Movement practices like Tai Chi and yoga can help us to feel more at home in our bodies. Also, getting lessons from an Alexander technique or Feldenkrais practitioner can support us to use our bodies more effectively. The natural state of our bodies is to be flowing, graceful and strong. Just like water can’t flow through a hose which is crinkled, so energy can’t flow freely through a body which is stiff and tense, and huddled over.

We all have a point where our bodies feel most balanced and free, and exploring our bodies, and learning what this balanced point feels like for us, can be very liberating.

Weekly practice idea:

Try the exercise of walking around the house with a light book on your head. Then try to keep some of the same sense of being upright and alert as you walk during the rest of the day.

Anja Tanhane

Dignity

Kangaroo paw

Do you know a person who embodies both dignity and humility? It could be someone you’ve met, or a well-known public figure, or even a historical or fictional person. They carry themselves well, don’t often look harried or put upon, but are also warm and approachable. If you can’t think of a particular person, perhaps imagine someone. Get a sense of what spending time in their company might be like. Is it relaxing being around them? Do you feel like you can let your guard down a little, and perhaps feel more at ease about who you are?

The meditation posture, where we sit with our back upright but relaxed, our eyes closed or half-open with a soft gaze, and our shoulders at ease but not slumped forward, is a posture of centeredness, strength, and dignity. Continue reading “Dignity” »

Thoughts are not the enemy

Gum leaves

 ‘Thoughts are not facts, even the ones that say they are.’

Segal, Williams and Teasdale

 

 

A young woman dressed in a white outfit sits cross-legged, on grass or near water, a calm expression on her face. We imagine she has cleared her mind of thoughts, and is resting somewhere between bliss and enlightenment. If you google ‘meditation’ on google images, this is the photo which will come up for most of the first page. It is one of the most enduring images of meditation in our culture, and it is misleading. First of all, she is not sitting in a good meditation posture. Her legs are crossed, but her knees are up in the air, and anyone who has tried to sit in this position for more than two minutes quickly finds it is very uncomfortable on the back. That’s why experienced meditators usually sit on a firm meditation cushion, or use a chair or meditation bench.

The other misconception is that meditation is about clearing your mind of thoughts. Over many years of running mindfulness workshops, I have heard this again and again,

‘I tried meditation ten years ago.

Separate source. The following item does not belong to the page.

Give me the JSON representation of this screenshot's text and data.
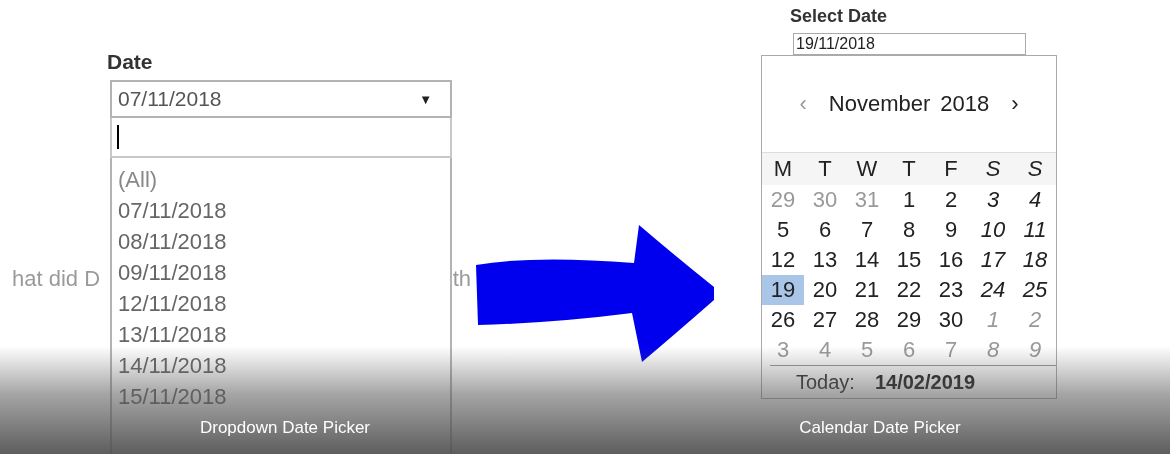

I sat down on the bed and tried to clear my thoughts but couldn’t do it. Obviously meditation is not for me.’

Even in the Mindfulness Based Stress Reduction course, where we emphasis from the first night that meditation is not about trying to stop your thoughts, participants often come back week after week, frustrated they still have thoughts going through their mind. Continue reading “Thoughts are not the enemy” »